*** TASK INPUTS ***

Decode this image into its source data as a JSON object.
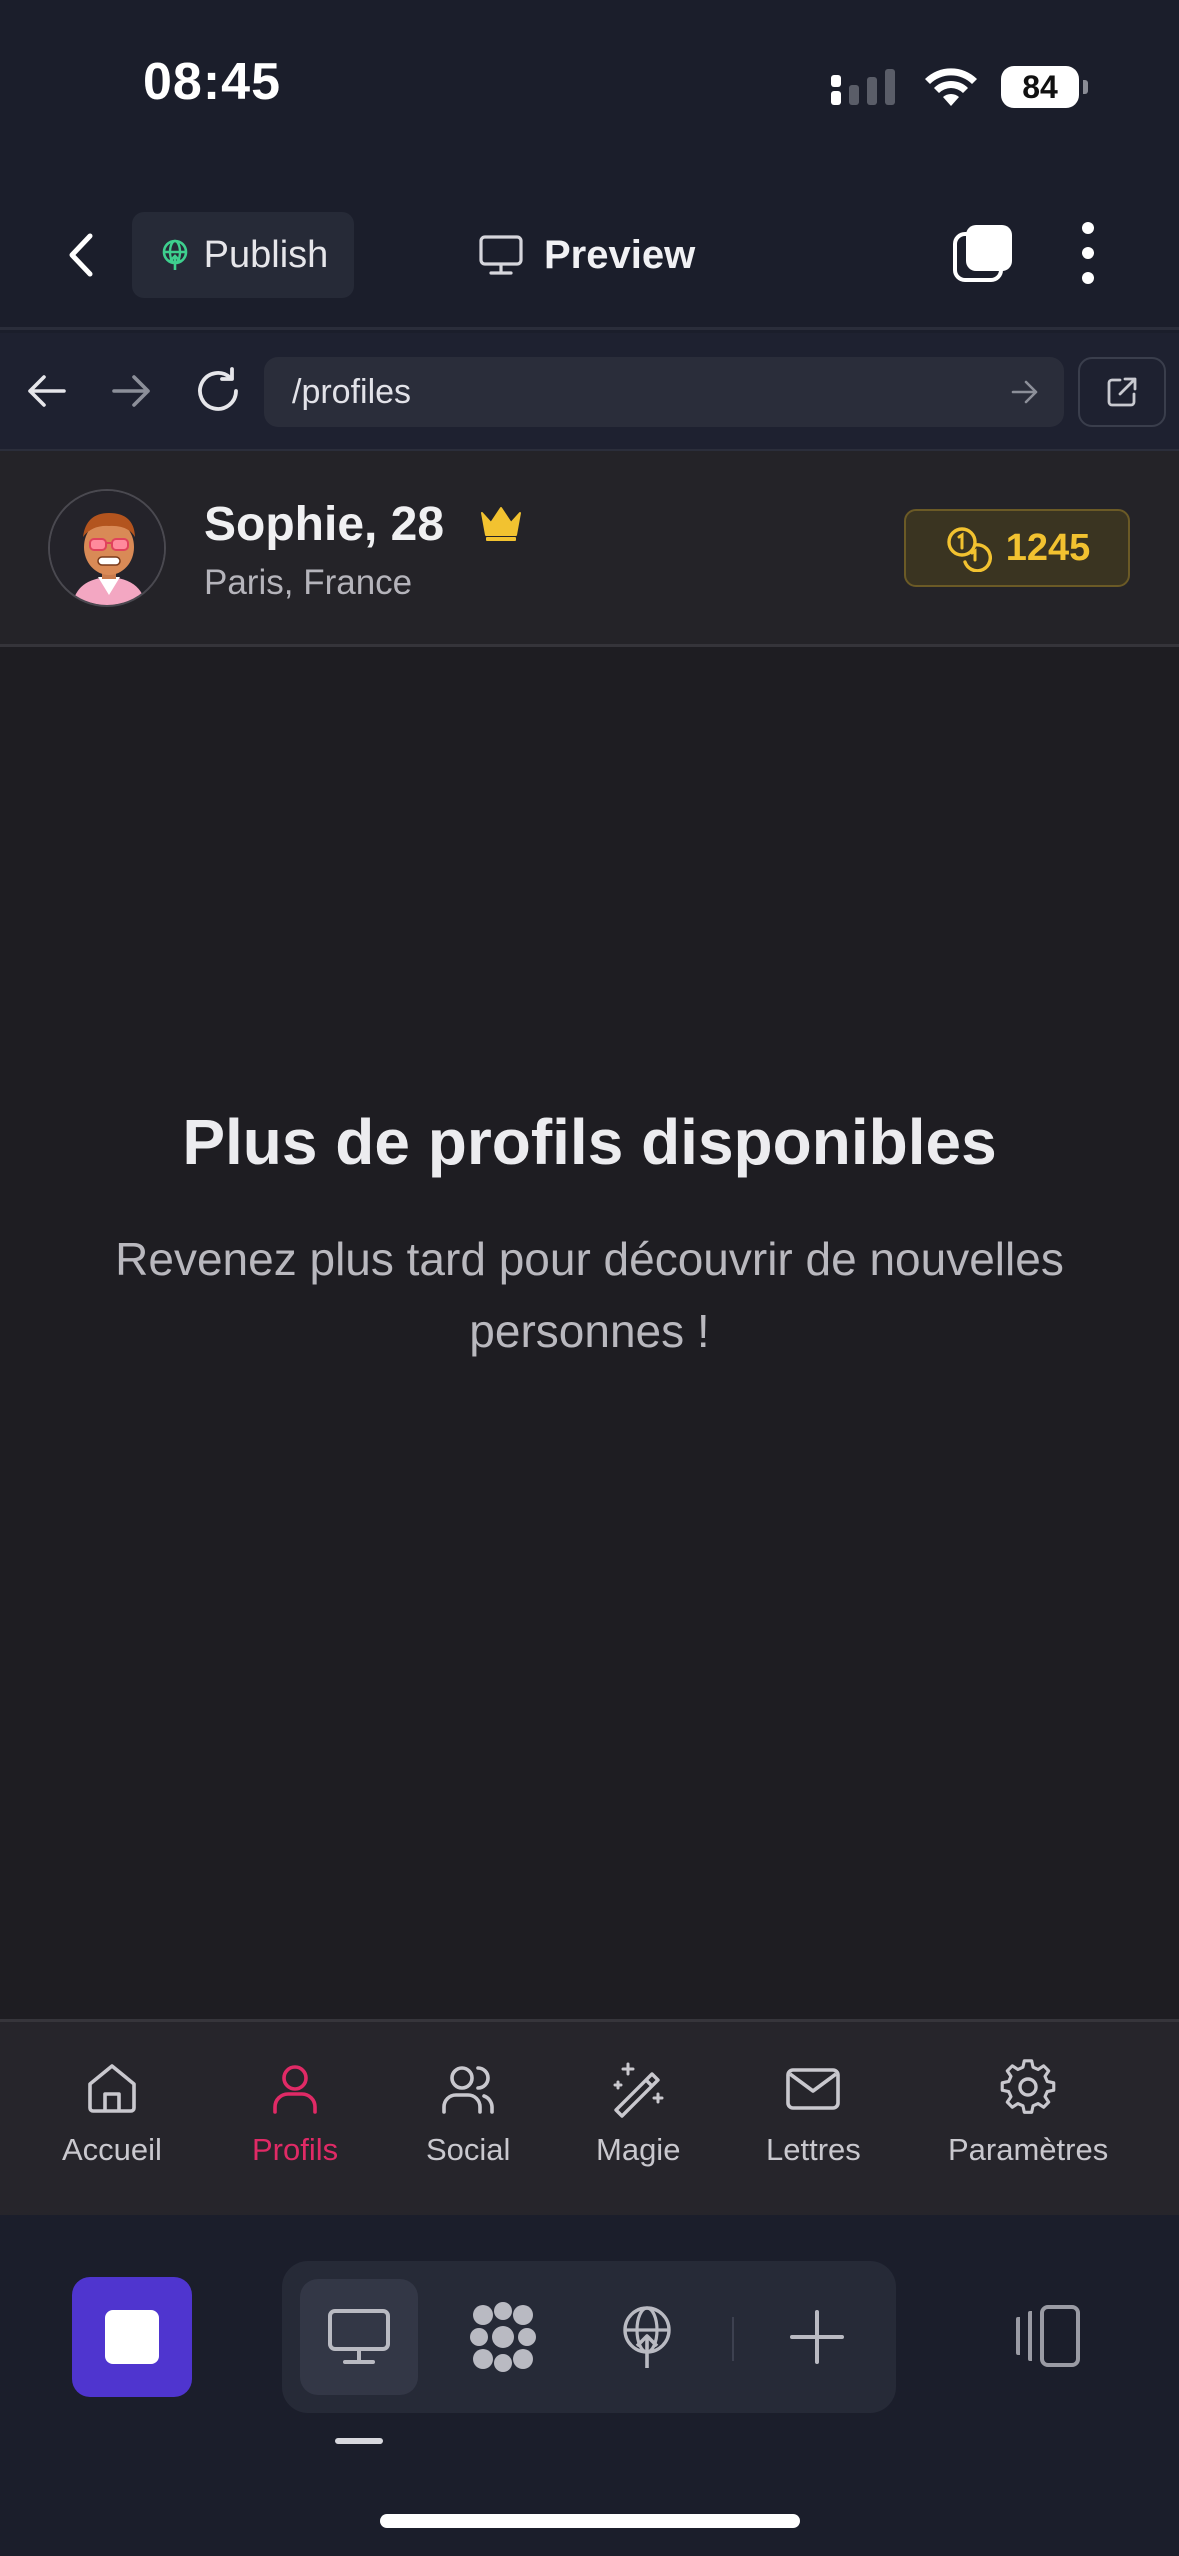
{
  "status_bar": {
    "time": "08:45",
    "battery": "84"
  },
  "topbar": {
    "publish_label": "Publish",
    "preview_label": "Preview"
  },
  "browser": {
    "url": "/profiles"
  },
  "profile": {
    "name_age": "Sophie, 28",
    "city": "Paris, France",
    "coins": "1245"
  },
  "empty_state": {
    "title": "Plus de profils disponibles",
    "subtitle": "Revenez plus tard pour découvrir de nouvelles personnes !"
  },
  "bottom_nav": {
    "items": [
      {
        "label": "Accueil",
        "icon": "home-icon"
      },
      {
        "label": "Profils",
        "icon": "user-icon",
        "active": true
      },
      {
        "label": "Social",
        "icon": "users-icon"
      },
      {
        "label": "Magie",
        "icon": "magic-wand-icon"
      },
      {
        "label": "Lettres",
        "icon": "mail-icon"
      },
      {
        "label": "Paramètres",
        "icon": "gear-icon"
      }
    ]
  },
  "colors": {
    "accent_pink": "#e02a66",
    "coin_gold": "#f2c230",
    "stop_purple": "#4f35cf",
    "publish_green": "#3ecf8e"
  }
}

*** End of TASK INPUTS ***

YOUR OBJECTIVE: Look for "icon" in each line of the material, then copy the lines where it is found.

TASK RESPONSE:
        "icon": "home-icon"
        "icon": "user-icon",
        "icon": "users-icon"
        "icon": "magic-wand-icon"
        "icon": "mail-icon"
        "icon": "gear-icon"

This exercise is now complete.